§ **What you have to do**: Could you copy out all the lines in the material below where the word "Próbka" occurs?

§ **Data to use**:
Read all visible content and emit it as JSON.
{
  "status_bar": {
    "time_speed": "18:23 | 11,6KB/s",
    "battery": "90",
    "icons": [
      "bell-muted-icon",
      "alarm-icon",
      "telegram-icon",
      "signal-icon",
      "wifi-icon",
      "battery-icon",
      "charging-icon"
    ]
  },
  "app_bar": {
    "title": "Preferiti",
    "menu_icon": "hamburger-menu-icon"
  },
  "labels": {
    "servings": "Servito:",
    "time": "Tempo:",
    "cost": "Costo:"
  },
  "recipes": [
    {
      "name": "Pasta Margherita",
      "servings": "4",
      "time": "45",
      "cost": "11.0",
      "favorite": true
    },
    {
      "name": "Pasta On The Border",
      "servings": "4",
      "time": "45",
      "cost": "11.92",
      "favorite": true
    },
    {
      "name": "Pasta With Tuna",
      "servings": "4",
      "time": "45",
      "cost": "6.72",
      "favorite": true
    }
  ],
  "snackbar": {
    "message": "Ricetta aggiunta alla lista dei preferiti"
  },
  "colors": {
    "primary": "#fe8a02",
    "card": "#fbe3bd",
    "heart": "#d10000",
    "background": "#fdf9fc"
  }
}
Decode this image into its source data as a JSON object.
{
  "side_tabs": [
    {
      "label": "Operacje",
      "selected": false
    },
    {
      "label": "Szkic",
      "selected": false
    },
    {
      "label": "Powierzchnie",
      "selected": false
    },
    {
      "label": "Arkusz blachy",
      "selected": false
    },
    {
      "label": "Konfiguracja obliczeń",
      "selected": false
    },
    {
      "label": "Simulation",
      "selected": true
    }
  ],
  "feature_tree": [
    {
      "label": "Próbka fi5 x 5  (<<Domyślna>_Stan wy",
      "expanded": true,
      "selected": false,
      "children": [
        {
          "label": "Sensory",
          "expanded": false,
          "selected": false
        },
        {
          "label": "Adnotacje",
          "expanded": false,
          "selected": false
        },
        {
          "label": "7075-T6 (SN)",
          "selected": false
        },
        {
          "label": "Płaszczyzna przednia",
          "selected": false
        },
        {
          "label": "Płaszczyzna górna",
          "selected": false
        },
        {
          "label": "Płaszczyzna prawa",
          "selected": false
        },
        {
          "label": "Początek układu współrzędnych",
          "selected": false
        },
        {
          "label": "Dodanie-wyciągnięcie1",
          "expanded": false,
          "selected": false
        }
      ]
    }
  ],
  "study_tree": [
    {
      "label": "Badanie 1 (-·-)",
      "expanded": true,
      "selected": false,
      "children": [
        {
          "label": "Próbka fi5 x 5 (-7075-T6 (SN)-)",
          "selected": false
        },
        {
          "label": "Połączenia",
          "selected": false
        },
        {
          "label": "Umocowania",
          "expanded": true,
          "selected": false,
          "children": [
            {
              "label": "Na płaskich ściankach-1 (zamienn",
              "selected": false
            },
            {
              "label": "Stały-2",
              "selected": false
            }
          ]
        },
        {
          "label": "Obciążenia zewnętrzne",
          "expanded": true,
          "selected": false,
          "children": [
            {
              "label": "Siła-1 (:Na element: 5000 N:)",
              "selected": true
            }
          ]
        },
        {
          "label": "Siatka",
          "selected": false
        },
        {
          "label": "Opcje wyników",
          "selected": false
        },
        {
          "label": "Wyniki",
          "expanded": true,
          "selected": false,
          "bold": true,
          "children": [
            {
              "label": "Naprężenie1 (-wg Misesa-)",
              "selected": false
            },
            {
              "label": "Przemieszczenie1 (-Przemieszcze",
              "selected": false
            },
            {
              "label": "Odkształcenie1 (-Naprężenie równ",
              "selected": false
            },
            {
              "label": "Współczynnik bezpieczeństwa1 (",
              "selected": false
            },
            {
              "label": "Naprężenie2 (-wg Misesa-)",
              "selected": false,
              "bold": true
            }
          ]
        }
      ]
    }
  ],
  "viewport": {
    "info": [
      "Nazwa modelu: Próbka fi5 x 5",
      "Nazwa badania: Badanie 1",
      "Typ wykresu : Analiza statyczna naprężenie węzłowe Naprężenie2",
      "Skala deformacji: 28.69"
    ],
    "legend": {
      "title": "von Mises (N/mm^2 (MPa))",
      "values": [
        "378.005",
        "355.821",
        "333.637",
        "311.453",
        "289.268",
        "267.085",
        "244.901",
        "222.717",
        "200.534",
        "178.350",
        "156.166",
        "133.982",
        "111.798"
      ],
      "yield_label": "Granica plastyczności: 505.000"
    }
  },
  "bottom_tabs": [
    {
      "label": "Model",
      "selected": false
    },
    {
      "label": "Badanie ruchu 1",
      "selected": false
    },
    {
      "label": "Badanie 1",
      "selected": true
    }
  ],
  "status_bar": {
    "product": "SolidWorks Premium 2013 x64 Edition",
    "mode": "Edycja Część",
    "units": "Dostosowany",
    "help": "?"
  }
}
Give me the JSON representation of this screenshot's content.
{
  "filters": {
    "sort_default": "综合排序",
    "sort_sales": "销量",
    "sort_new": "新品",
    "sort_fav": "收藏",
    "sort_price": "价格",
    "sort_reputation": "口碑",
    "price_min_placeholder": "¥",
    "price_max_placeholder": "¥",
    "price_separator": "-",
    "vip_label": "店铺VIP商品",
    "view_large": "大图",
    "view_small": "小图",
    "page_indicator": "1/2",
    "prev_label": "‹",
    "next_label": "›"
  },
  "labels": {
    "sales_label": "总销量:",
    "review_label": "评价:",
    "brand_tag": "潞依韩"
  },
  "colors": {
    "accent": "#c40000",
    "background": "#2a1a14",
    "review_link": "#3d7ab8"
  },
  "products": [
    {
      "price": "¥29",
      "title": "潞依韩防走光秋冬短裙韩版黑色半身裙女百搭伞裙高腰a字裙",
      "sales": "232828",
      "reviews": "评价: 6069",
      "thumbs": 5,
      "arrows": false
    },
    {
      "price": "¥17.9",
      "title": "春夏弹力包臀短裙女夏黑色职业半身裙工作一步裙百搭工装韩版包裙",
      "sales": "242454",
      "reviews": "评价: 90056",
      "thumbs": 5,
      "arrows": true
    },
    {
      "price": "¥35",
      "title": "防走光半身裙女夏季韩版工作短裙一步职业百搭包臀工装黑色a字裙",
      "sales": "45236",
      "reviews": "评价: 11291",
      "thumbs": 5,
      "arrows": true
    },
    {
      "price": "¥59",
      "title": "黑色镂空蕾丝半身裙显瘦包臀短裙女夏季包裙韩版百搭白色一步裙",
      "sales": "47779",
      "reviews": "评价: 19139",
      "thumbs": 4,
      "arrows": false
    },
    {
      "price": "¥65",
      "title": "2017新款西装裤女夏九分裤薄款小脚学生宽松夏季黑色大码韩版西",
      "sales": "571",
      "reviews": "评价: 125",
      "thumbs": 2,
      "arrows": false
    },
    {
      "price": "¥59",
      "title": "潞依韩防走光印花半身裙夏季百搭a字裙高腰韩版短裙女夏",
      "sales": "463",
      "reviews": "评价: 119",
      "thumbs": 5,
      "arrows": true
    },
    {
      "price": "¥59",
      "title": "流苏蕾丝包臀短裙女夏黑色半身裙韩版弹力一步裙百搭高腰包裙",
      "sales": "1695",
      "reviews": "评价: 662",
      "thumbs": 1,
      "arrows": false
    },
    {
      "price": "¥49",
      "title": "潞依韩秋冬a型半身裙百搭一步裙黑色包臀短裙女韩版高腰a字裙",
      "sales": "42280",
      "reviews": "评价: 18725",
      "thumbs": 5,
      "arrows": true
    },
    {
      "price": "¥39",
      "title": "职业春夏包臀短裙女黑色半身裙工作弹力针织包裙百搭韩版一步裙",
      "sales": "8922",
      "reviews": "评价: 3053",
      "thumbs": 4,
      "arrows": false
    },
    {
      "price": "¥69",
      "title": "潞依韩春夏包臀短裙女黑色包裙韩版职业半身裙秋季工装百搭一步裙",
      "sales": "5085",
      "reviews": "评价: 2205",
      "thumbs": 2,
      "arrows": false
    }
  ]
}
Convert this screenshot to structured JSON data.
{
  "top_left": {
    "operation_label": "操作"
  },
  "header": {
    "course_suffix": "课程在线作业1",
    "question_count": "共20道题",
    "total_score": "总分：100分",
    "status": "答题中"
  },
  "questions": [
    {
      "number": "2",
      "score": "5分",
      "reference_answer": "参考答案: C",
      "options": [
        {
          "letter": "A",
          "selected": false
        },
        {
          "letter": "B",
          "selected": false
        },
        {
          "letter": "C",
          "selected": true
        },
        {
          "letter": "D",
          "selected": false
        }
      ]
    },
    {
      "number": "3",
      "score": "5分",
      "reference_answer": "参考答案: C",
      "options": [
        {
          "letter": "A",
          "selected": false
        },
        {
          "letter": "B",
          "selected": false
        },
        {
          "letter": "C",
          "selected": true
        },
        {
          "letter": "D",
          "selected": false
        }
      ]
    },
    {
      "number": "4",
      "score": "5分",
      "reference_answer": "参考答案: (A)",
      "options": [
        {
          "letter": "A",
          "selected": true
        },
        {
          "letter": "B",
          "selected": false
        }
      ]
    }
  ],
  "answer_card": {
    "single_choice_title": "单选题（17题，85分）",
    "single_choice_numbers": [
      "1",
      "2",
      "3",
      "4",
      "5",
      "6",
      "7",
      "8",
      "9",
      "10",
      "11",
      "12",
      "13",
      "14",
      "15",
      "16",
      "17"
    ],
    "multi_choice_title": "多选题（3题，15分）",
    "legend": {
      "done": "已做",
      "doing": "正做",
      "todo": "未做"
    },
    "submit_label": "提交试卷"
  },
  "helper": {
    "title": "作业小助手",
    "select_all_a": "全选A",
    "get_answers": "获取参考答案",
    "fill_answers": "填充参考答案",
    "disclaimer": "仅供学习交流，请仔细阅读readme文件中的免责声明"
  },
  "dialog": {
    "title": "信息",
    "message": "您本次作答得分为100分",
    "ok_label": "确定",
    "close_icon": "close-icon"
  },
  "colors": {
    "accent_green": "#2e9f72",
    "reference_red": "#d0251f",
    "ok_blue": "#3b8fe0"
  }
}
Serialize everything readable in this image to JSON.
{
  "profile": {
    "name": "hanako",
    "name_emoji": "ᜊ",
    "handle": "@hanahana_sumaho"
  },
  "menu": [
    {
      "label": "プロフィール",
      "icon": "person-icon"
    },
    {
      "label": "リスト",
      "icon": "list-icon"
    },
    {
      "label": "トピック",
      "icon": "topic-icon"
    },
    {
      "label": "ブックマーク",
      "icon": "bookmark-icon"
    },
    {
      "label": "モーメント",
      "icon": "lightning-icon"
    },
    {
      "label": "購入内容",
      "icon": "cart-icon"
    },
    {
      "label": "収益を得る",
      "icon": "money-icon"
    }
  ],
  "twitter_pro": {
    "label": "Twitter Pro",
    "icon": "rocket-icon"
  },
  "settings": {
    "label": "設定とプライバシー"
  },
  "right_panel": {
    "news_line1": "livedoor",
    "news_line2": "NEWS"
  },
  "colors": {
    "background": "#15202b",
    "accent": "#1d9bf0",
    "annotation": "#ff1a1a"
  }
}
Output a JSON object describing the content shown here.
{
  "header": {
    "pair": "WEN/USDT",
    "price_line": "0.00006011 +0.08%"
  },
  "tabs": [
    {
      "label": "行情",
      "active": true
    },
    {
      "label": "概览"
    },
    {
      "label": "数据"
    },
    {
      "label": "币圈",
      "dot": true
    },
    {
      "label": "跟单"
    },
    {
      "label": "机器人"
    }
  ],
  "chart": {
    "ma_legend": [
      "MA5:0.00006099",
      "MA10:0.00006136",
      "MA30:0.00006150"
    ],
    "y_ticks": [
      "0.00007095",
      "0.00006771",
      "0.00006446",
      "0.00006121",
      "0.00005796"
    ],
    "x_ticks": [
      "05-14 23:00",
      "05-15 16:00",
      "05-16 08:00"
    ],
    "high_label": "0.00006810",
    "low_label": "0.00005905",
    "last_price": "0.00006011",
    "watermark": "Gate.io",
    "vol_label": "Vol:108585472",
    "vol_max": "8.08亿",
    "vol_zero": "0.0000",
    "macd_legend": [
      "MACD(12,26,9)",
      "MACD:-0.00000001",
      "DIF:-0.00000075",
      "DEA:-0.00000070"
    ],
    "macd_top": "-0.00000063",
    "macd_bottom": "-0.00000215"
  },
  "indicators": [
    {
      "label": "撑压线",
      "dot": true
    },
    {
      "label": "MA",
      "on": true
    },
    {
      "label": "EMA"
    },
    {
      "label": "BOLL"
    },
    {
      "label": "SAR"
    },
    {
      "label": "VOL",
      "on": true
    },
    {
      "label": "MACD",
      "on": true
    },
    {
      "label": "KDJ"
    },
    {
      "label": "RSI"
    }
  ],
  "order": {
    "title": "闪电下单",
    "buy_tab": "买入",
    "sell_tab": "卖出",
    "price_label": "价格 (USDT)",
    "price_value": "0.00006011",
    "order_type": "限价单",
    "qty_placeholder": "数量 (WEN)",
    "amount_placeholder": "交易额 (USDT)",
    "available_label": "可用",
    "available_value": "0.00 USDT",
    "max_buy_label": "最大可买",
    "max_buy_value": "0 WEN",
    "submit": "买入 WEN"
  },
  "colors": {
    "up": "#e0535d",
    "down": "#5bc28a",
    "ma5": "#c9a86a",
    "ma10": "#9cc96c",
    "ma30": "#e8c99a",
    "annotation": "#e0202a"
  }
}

§ **Answer to the exercise**:
      "label": "Próbka fi5 x 5  (<<Domyślna>_Stan wy",
          "label": "Próbka fi5 x 5 (-7075-T6 (SN)-)",
      "Nazwa modelu: Próbka fi5 x 5",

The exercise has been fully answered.